We are at the end of one year and soon, the start of another. A great time to reflect on what we have accomplished, and more important, what we can do to make the next year even better, especially when it comes to revenue and profitability. And if any part of your job involves sales or business negotiations, what better time to reflect upon how a few changes can make a big difference in your business success in the coming year. It’s an area where a small (but strategic) investment can pay big dividends.

Here are seven negotiation resolutions that will serve you and your organization well in the coming year:

  1. Resolve to never make unprincipled concessions. This is perhaps the most important thing we teach our clients. When a seller makes a concession that appears only to get a faster deal, the customer wonders if there’s more to be had. This diminishes the perceived value of your offering, and reduces your credibility.

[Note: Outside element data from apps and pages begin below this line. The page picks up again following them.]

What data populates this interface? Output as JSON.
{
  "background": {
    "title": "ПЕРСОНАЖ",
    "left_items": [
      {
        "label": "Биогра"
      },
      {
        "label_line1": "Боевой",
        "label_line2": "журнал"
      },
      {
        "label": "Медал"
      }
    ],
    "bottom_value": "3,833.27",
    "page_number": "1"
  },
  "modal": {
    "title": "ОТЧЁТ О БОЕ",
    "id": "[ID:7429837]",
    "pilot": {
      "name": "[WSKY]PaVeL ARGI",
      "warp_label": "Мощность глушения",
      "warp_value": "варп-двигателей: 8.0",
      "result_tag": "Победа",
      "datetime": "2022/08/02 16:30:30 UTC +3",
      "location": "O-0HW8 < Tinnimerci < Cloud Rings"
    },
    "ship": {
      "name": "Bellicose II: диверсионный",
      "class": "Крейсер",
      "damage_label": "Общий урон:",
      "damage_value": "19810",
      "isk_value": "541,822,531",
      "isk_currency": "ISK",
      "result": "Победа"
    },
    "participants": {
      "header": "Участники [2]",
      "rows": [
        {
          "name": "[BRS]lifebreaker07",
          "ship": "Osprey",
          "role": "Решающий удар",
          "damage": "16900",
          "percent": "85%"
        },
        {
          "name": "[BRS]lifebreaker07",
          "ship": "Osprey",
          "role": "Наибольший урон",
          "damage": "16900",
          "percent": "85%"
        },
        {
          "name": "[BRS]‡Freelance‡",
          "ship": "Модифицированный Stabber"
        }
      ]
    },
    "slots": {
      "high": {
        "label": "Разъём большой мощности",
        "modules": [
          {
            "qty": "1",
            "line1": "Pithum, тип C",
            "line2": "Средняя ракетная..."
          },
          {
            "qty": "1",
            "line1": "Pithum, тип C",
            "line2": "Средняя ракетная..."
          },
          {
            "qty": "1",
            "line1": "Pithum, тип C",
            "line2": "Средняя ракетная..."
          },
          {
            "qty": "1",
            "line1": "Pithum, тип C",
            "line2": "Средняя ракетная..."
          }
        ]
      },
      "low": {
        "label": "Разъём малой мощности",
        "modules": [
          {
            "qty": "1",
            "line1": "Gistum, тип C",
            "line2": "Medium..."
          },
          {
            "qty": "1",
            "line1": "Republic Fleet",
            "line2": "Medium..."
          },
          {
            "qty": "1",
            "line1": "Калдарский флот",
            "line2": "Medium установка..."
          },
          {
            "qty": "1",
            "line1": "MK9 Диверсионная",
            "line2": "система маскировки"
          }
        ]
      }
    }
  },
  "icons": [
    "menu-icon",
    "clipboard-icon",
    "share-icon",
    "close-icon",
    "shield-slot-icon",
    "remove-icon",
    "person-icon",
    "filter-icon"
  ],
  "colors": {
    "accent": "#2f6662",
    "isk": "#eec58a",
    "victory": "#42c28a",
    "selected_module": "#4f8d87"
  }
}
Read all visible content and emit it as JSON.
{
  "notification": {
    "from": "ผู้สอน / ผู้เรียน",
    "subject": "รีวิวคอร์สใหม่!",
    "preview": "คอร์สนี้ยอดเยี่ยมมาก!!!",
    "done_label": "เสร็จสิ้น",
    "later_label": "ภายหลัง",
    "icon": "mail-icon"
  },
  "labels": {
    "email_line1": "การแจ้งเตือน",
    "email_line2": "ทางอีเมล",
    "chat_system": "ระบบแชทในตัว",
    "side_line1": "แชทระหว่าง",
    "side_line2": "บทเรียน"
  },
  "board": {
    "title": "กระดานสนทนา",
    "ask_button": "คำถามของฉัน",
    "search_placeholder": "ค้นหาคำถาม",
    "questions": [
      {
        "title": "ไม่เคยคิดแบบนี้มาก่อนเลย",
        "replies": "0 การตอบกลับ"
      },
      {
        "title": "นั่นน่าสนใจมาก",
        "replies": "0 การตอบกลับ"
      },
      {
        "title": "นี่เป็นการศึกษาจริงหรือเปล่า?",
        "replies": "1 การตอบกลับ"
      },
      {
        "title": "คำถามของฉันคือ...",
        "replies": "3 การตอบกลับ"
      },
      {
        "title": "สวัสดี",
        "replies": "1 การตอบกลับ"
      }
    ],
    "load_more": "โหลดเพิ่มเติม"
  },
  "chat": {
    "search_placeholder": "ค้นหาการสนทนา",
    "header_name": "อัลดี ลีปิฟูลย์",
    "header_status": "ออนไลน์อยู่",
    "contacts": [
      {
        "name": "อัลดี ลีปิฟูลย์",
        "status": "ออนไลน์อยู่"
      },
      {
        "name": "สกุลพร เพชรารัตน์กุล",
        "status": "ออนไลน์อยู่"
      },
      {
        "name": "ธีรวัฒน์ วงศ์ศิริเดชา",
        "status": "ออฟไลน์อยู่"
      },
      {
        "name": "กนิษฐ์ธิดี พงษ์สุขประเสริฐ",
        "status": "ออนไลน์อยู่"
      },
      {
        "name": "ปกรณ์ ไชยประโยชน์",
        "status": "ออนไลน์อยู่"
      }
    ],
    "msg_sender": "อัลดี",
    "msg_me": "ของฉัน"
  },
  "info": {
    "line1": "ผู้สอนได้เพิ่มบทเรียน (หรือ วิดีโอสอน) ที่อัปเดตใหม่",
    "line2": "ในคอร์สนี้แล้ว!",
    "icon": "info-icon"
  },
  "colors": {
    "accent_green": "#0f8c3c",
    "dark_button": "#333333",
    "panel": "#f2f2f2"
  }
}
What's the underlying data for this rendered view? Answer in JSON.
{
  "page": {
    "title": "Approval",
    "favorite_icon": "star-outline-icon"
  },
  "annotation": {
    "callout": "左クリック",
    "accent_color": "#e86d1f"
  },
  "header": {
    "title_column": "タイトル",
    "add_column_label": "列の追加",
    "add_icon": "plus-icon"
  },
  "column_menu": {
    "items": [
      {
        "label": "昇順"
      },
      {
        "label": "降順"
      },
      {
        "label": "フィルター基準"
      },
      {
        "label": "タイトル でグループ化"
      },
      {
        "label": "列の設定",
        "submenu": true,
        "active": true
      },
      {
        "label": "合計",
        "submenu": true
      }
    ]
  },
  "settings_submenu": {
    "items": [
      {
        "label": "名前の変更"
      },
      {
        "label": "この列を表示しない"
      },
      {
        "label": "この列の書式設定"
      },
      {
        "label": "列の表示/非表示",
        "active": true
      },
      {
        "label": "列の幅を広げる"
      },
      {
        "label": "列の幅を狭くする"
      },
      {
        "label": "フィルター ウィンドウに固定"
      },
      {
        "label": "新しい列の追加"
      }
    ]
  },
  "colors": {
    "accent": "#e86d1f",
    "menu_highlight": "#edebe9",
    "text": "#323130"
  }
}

We encourage a strategy that uses only principled concessions (rather than arbitrary ones) made for credible business reasons that are clear to the other side.
  2. Resolve to uncover the key challenges of your prospect early in the process. Don’t be a solution hunting for a problem. If the customer doesn’t know they have a problem, there will be no urgency to solve it.
  3. Resolve to clearly and succinctly articulate the value of your offering in a manner that resonates with the buyer’s needs. This means less emphasis on the canned sales pitch you were taught and more about focus on what you learned about the prospect during pre-call research and subsequent engagements.
  4. Resolve to always quantify the business benefit that your solution provides, using actual customer data. When possible, jointly develop the model for business value with your prospect in a way that directly addresses their key challenges. Gain agreement on the benefits before proceeding with next steps.
  5. Resolve to make it easier for your customers to buy. This starts with knowledge about your customer’s buying process (not your selling process). You then help them navigate this process in a smooth and pleasurable manner. Three great questions to get you started:
    1. What is the process you will need to go through to make a decision?
    2. How long does it normally take?
    3. What criteria will be used to make the decision?
  6. Resolve to stop rushing to speed up the sales process: Whether because of quota/target pressures or because of management expectations, we attempt to speed up the process and ”force” closure. This tendency feels forced to the prospect who soon realizes that you care more about the commission than meeting his or her needs. You lose (hard-to-recover) credibility, deals are lost and sales cycles are lengthened.
  7. Resolve to keep your cool, even in the middle of tense negotiations. As I discussed in a recent article, there are many times professionals lose otherwise quality deals because the seller, the buyer or both, can’t keep their calm when the discussion becomes tense. Realize that any worthy negotiator on the other side—although we like to refer to them as “business partners” or “customers”—will attempt to recognize and understand your strengths and weaknesses early in a negotiation. From that point on, they will try to take advantage of your weaknesses and get around your strengths.

Don’t be like the person who said that the only New Year’s resolution they ever kept was to quit making resolutions! Set, and keep, these seven negotiation resolutions, and you will find yourself with shorter sales cycles, less competitive pressure and higher margins. Most important, your year will be full of more revenue and profits.